- Bisphenol A (BPA), a chemical found in polycarbonate (used to make water cooler jugs, sport-water bottles and other hard plastics, but not PET), may cause neurological and behavioral problems in fetuses, babies and kids. Adult exposure to BPA affects the brain, the female reproductive system and the immune system.
Secondly, what’s in tap water? Is it dirty? Where does it come from?
Tap Water Facts
- Tap water comes from local sources. Depending on where you live that could mean an aquifer, a lake, a river, or wells.
- If your water comes from a public source (rather than a well), you should get a water-quality or consumer-confidence report from the water company once a year. It’s also available at any time from the local water utility. Read the report carefully, making sure not only that your water has received a passing grade overall but also that contaminants haven’t exceeded the maximum allowable levels. You may want to look up what good levels should be. If you have well water, get it tested every year.
What about fluoride?
- Most bottled water doesn’t contain added fluoride. Kids are drinking more bottled water and less fluoridated tap, and some say that’s behind the recent rise in dental decay.
- If your tap water is fortified, and you drink it, you probably don’t need fluoride in bottled water. But if your family has well water without fluoride, drinks only bottled or uses a filter that removes fluoride (many do), ask your dentist about supplements for your child.
So, what should I drink?
- Filter your tap water. A simple charcoal water filter can remove contaminants and improve flavor.
- Get a canteen. Carry your plain or filtered tap water in a reusable stainless steel or lined drinking container, and clean it between uses.
- Shop smart. When you must have bottled, look for brands that have NSF certification or belong to IBWA.

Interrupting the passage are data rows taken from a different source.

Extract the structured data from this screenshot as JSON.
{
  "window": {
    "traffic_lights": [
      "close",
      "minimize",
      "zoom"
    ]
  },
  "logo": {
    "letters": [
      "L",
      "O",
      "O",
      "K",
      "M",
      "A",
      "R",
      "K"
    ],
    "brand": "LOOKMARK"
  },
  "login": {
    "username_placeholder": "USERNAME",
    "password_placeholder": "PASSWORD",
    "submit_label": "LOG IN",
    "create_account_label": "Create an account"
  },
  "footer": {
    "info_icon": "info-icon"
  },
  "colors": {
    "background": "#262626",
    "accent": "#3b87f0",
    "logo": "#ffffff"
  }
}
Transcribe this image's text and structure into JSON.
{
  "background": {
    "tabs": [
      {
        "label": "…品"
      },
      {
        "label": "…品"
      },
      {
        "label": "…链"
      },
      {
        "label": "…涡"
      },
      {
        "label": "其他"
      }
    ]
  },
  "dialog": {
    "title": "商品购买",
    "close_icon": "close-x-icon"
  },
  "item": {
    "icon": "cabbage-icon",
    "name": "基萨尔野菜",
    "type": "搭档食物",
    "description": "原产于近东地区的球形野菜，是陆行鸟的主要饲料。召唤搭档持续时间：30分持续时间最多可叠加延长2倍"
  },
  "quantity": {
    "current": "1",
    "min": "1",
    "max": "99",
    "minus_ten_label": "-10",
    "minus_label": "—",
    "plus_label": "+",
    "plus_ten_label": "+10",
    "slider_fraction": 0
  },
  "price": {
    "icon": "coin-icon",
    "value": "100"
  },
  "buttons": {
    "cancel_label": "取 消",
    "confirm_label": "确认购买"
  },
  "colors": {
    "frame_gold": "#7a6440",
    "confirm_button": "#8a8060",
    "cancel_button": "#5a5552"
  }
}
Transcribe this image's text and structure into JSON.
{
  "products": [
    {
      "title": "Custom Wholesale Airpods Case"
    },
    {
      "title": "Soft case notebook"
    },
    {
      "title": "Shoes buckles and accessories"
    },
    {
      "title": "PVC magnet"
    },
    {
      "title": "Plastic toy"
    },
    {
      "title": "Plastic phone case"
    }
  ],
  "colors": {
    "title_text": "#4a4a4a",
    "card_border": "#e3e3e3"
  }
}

- Keep it cool. Don’t drink from a bottle that’s been subjected to high temperatures (sitting in your car, for example), don’t store it anywhere it will be exposed to heat or chemicals (like a garage), and don’t reuse plastic bottles.